> _TASK TO CARRY OUT_: Lines, not repeats, are what count: give the number of lines below that hold "plot", and nothing more.

[Dataset rows describing interfaces]
===============

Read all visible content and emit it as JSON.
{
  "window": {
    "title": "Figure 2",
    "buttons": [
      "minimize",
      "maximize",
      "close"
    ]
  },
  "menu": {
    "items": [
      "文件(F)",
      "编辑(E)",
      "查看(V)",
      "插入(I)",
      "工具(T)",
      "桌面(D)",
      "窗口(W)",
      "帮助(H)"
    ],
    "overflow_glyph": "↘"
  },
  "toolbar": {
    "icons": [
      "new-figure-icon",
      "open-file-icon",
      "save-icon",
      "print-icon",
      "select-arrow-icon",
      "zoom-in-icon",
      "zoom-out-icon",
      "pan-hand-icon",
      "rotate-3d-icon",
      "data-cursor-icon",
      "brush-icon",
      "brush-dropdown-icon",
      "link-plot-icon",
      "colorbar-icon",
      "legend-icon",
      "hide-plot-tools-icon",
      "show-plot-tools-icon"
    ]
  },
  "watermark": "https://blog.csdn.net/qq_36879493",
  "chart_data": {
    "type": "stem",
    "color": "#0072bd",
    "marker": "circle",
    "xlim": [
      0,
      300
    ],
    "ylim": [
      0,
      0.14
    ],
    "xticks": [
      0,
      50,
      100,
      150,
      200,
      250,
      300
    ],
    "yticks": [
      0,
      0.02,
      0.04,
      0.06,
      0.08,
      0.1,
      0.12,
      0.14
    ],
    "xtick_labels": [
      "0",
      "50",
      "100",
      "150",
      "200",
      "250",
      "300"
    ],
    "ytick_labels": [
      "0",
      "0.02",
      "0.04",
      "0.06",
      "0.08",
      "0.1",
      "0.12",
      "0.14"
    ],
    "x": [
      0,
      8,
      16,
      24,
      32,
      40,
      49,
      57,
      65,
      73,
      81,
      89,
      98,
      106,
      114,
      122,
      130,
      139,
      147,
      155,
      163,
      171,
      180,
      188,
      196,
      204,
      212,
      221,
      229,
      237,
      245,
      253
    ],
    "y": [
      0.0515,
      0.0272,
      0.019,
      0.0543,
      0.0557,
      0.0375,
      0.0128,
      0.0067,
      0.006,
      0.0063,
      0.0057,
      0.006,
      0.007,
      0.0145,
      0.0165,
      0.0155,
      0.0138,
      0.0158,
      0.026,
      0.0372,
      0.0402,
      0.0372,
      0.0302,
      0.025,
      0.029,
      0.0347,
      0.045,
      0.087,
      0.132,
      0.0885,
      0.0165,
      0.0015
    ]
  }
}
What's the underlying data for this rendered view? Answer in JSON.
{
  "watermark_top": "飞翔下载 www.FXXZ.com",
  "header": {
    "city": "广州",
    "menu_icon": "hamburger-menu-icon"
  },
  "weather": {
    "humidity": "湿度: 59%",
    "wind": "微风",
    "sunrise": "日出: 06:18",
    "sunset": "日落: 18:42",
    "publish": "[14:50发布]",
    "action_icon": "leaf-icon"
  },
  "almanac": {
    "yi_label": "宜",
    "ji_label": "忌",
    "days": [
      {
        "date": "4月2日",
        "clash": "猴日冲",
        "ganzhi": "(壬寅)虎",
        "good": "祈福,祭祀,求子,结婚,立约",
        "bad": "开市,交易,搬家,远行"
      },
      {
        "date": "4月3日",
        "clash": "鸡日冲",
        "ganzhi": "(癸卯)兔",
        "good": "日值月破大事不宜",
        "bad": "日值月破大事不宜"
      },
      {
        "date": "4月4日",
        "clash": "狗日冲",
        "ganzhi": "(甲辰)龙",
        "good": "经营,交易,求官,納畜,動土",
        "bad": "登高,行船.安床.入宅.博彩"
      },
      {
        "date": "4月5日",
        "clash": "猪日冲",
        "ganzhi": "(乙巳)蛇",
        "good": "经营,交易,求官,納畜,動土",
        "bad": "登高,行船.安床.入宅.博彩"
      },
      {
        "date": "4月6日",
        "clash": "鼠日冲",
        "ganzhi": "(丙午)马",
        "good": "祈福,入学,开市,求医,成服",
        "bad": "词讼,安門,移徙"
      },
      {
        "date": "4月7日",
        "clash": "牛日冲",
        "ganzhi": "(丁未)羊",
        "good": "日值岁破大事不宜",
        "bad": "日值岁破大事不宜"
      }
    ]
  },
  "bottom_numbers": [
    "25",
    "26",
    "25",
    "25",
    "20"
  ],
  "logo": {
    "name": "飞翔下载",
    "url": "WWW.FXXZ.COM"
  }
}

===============

> _WRITTEN ANSWER_: 3